The book itself is basically the explanation of his life with two "dads" (the second dad is actually his best friend's dad, but we get the point). One dad is "highly educated" but never rich; the other dad is your prototypical "dropped out of school, got wealthy" type of guy. He typefies the behaviour of both fathers into a "Rich" and a "Poor" mentality. The book is a basically a compare and contrast of the two philosophies centered around his six lessons that his Rich father taught him. The lessons are:
- The Rich don't work for money
- Why teach financial literacy?
- Mind your own business
- The history of taxes the power of corporations
- The rich invent money
- Work to learn - don't work for money
OK, so they don't all sound like lessons, a bunch of them actually sound like chapter titles (hello #4?) and they are. But hey, the history of taxes? The power of corporations? Man sounds pretty complex, pretty powerful... yeah... it's 10 pages long, maybe like 4000 words, it reads like a short essay without the footnotes or references.
Still we can do justice to the history of taxation in America in 10 pages, right? Not really, not when half of it has to be tied in to your vision of the world. And that's the fundamental failing of this book, it's basically 200 padded pages of pump you up, go out and learn. He's basically all about eschewing the establishment and focusing your learning on how to make money. He's very focused on stating how the "old ways" of school, work (house, car, kids) and retire are all gone, without really mentioning that they were never there in the first place.
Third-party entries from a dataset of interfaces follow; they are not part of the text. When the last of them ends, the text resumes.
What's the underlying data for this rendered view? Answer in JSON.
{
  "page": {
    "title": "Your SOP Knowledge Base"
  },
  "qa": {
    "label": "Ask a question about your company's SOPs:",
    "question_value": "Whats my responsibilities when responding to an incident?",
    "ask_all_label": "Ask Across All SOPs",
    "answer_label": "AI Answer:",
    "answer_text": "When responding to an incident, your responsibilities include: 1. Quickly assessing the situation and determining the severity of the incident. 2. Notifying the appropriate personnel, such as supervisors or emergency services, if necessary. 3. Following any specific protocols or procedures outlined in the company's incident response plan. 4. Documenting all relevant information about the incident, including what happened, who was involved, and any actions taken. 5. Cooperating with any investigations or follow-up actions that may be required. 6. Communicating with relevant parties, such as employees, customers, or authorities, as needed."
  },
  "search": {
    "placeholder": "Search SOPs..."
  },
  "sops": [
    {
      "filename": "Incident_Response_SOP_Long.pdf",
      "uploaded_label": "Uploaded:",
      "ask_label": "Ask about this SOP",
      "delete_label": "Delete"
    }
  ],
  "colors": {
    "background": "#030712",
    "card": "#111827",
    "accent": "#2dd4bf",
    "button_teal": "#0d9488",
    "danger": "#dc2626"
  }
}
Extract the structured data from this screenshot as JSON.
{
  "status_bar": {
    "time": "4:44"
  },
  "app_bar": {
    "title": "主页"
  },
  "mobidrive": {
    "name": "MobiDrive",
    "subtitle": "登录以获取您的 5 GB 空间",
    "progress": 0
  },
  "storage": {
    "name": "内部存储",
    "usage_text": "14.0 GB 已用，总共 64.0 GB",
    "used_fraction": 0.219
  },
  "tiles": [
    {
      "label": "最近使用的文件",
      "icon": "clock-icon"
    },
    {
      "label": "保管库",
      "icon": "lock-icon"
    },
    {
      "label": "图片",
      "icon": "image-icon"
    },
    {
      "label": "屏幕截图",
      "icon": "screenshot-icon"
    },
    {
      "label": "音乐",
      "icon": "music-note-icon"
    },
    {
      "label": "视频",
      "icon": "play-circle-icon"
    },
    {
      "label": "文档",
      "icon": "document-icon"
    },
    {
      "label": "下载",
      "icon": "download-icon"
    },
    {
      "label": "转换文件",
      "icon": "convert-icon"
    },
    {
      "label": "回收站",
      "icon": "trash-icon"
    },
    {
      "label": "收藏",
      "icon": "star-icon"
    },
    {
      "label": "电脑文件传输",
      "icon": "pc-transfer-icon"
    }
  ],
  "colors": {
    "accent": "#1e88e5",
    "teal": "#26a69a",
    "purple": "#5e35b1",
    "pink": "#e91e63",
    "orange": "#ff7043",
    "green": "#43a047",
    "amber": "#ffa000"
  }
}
He talks about how schools don't teach what it takes for people to be independently wealthy as if schools actually had that purpose in mind. We don't build schools to teach the leaders of tomorrow, it's not really a secret, we run schools to build more efficient peons, but hey one visit to my high school would've made that evident. My family had dinner table discussions about this stuff in high school. The smart kids make it through despite the system not because of the system, we knew that, I knew that, I still went to University. Then again, we also talked about the general death of pensions and the "pointlessness" of retirement (see Die Broke). Yeah, so maybe he's right, the smartest kids learn stuff at home as well as at school, but then, my parents aren't Rich either.
Long story short (not that the book is very long), Kiyosaki has some potentially novel ideas. There are tons of people who have never thought in the ways that Kiyosaki is espousing. So I guess that's good for them, it's just terribly unfortunate that he's not really a good writer. His book is like fragments thrown together where the same stories are repeated and the same points belaboured. It's like a series of bad essays with no supporting documents and no footnotes and the same point to all of them: become more financially savvy and you will become "Rich" instead of "Poor". But he doesn't bother with history, he just gives you the short "Kiyosaki"-esque version, he mentions the gold standard in passing and never follows up. He talks about his Cashflow game in basically every chapter but doesn't bother to even provide an Appendix with details or rules of the game. Some of paragraphs read like rewrites of paragraphs from other sections (they probably were), he just repeats himself so much.
And maybe that's my big issue with the whole book. Kiyosaki is not trying to provide you with "information" so much as "inspiration". He wants you to read his 200 hundred pages and subscribe to his philosophy. Some call this their PF bible, but to me it is to personal finance what Rocky is to boxing training; it's all sizzle, no steak. Of course, great steak needs some sizzle, just like great boxers need heart, but reading this book won't make you rich, it'll just make you want to be rich.
If you want to actually be rich, then look elsewhere, he simply doesn't provide any more details: pay yourself first, make your money work for you, hire people smarter than you, blah, blah, blah. He doesn't list a book on hiring skilled people; or point you to specific books on where to start investing and where to finish investing; or send you to guides on being frugal; he doesn't give you the top 10 wealth ways of ordinary people. All of this important, actual information, is left as an exercise to the reader. He just wants you to agree that he is right about wealthy people. He simply doesn't provide any real direction on any of these things, he's not interested in teaching PF 101 he just wants you to agree that he's right and then he wants you go out and teach yourself.
Yes Mr. Kiyosaki, you are correct. There it's done, now go read something with information like Tom Hopkins: "How to Master the Art of Selling" or Stephen Covey's 7 (or 8) habits.
PS: If you want to know a lot more about the Gold Standard, look here, and check out the first two videos. They have propoganda issues, but it's a good run at understanding money and the banks and the actual history behind the whole deal.